Prime Minister’s Brother Speaks About Israeli Politics
Yossi Olmert, a top Middle East scholar and brother of current Israeli Prime Minister Ehud Olmert, discussed the implications of Israel’s new government, the Hamas leadership in Palestinian territories, the Iranian threat and the Middle East on May 17.
The event, sponsored by the UC Irvine political science department and the Center for Global Peace and Conflict Studies, took place the same week as the Muslim Student Union’s ‘Holocaust in the Holy Land’ events.
Olmert, who holds a Ph.D. from the London School of Economics in Middle East history, spoke about the desire of Israel to move away from conflict to a more peaceful existence.
‘Elections [in Israel] reflected an interesting development. For the first time we have a new political party that is trying to resolve issues from the center,’ Olmert said, referring to Israel’s new Kadima party, a Hebrew word meaning ‘forward.’
Olmert acknowledged that Israel has been placed in a precarious situation in which peace talks have been halted because of Hamas’ refusal to recognize the right of Israel to exist.
‘Hamas is a terror group,’ Olmert said. ‘We don’t care whether they call themselves democratic or not. The point is that they call for the destruction of Israel. … They have taken pride in over 60 successful suicide bombings.’
According to Olmert, crime will not go unpunished and suicide bombing is a crime.
‘It is a crime to take pride [in bombings]. … Nobody in Israel would like to be democratically killed,’ Olmert said, citing the numbers of people killed in terrorist attacks. ‘One thousand one hundred people [is] like 40,000 in American terms.’
Olmert suggested that Palestinians need to overcome their fundamentalist government. Olmert called the unstable Palestinian situation in Gaza ‘a tragedy’ because Hamas has overpowered the territories turned over to Palestinians in August.
‘What is happening in Gaza today?’ Olmert asked. ‘Attack on Israel.’
Olmert also discussed the rejected offer of peace Ehud Barak made to Palestinians, an offer that would have ceded 97 percent of the disputed territories.
Olmert suggested the right of the Palestinian people to take back millions of United Nations funds stolen by the late Palestine Liberation Organization leader Yasser Arafat.
‘The state of Palestine could be established, should be established, [but] would not be established if it’s a terrorist nation,’ Olmert said. ‘[Furthermore], we don’t want to stop [Palestinians] from traveling freely. But if crossings are used to infiltrate suicide bombings, we have no choice.’
‘Our patience is not unlimited,’ Olmert continued. ‘We are not a bunch of idiots in Israel. We will not discuss our own destruction with terrorists. We refuse to be victims, hostages of the status quo.
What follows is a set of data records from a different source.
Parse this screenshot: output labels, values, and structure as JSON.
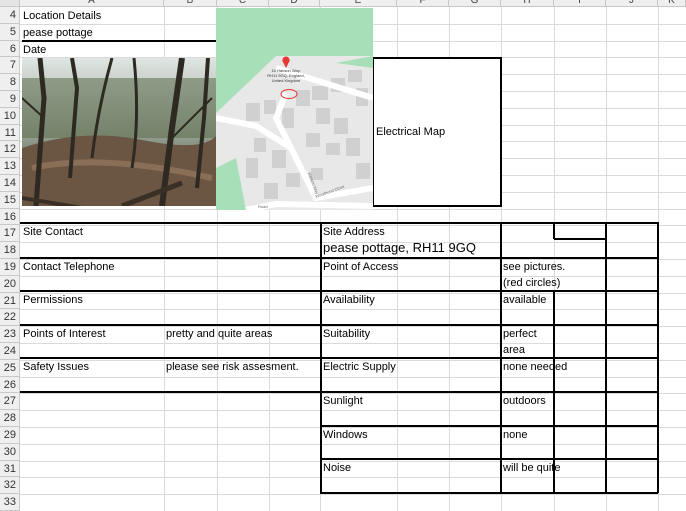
{
  "columns": [
    "A",
    "B",
    "C",
    "D",
    "E",
    "F",
    "G",
    "H",
    "I",
    "J",
    "K"
  ],
  "rows": [
    "4",
    "5",
    "6",
    "7",
    "8",
    "9",
    "10",
    "11",
    "12",
    "13",
    "14",
    "15",
    "16",
    "17",
    "18",
    "19",
    "20",
    "21",
    "22",
    "23",
    "24",
    "25",
    "26",
    "27",
    "28",
    "29",
    "30",
    "31",
    "32",
    "33"
  ],
  "cells": {
    "a4": "Location Details",
    "a5": "pease pottage",
    "a6": "Date",
    "electrical_map": "Electrical Map",
    "site_contact": "Site Contact",
    "site_address": "Site Address",
    "site_address_value": "pease pottage, RH11 9GQ",
    "contact_telephone": "Contact Telephone",
    "point_of_access": "Point of Access",
    "point_of_access_value1": "see pictures.",
    "point_of_access_value2": "(red circles)",
    "permissions": "Permissions",
    "availability": "Availability",
    "availability_value": "available",
    "points_of_interest": "Points of Interest",
    "points_of_interest_value": "pretty and quite areas",
    "suitability": "Suitability",
    "suitability_value1": "perfect",
    "suitability_value2": "area",
    "safety_issues": "Safety Issues",
    "safety_issues_value": "please see risk assesment.",
    "electric_supply": "Electric Supply",
    "electric_supply_value": "none needed",
    "sunlight": "Sunlight",
    "sunlight_value": "outdoors",
    "windows": "Windows",
    "windows_value": "none",
    "noise": "Noise",
    "noise_value": "will be quite"
  },
  "map": {
    "pin_label_lines": [
      "15 Hanson Way,",
      "RH11 9GQ, England,",
      "United Kingdom"
    ],
    "road_label_1": "Hanson Way",
    "road_label_2": "Woodhurst Close",
    "road_label_3": "Road"
  },
  "colors": {
    "map_green": "#a7dfb8",
    "map_bg": "#e8e8e8",
    "pin": "#e53935"
  }
}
If there is no other party to talk to, if the other side refuses to talk, we will move on.’
Issues relating to Iran were also discussed.
‘The president of Iran says he wants to destroy Israel, so we believe it … [but] Iran will not possess the atomic bomb to destroy Israel,’ Olmert said. ‘There is no reason for Iran to be the enemy of Israel. Israel has never issued a threat.’
Olmert mentioned the peace Israel has with various Islamic nations around the world.
‘There is a war between radical Muslim fundamentalists, not Jews and Muslims,’ Olmert said. ‘The blame game can’t continue. It takes us to more tragedy, more destruction.’
During a half-hour Q-and-A segment, several Muslims opposed Olmert, suggesting that the Iranian president is not a threat and that Iran has the right to nuclear weapons, like all countries. They also emphasized their belief that Israel is an apartheid state.
Some Muslim Student Union members said that they do not ‘support the presence of Dr. Olmert at UC Irvine’ and left the classroom.
They were not available to comment after the event.
Olmert was not offended by MSU’s evident opposition to his speech.
‘If everyone likes you, that’s a cause for concern,’ Olmert said.
Other students found the event informative. Alex Chazen, a second-year political science major and the president of Anteaters for Israel and Hillel, the Jewish student union, thought that Olmert was very interesting.
‘I think he discussed the situation diplomatically and in a sensitive manner. He was very informative and I am glad I had the opportunity to hear him speak,’ Chazen said.